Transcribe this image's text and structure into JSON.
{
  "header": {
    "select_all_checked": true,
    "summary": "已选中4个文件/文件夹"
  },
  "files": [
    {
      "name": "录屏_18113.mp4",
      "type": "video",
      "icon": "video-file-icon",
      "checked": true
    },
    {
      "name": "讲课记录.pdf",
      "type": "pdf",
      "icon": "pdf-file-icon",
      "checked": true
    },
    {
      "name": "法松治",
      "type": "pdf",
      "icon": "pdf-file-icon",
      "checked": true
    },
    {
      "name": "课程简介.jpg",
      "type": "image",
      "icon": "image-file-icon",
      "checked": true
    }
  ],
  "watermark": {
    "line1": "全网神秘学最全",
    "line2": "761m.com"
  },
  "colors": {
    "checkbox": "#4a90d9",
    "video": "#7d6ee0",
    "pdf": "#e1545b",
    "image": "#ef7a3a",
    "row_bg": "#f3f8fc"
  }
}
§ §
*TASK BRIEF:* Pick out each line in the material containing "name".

*TASK SOLUTION:*
      "name": "录屏_18113.mp4",
      "name": "讲课记录.pdf",
      "name": "法松治",
      "name": "课程简介.jpg",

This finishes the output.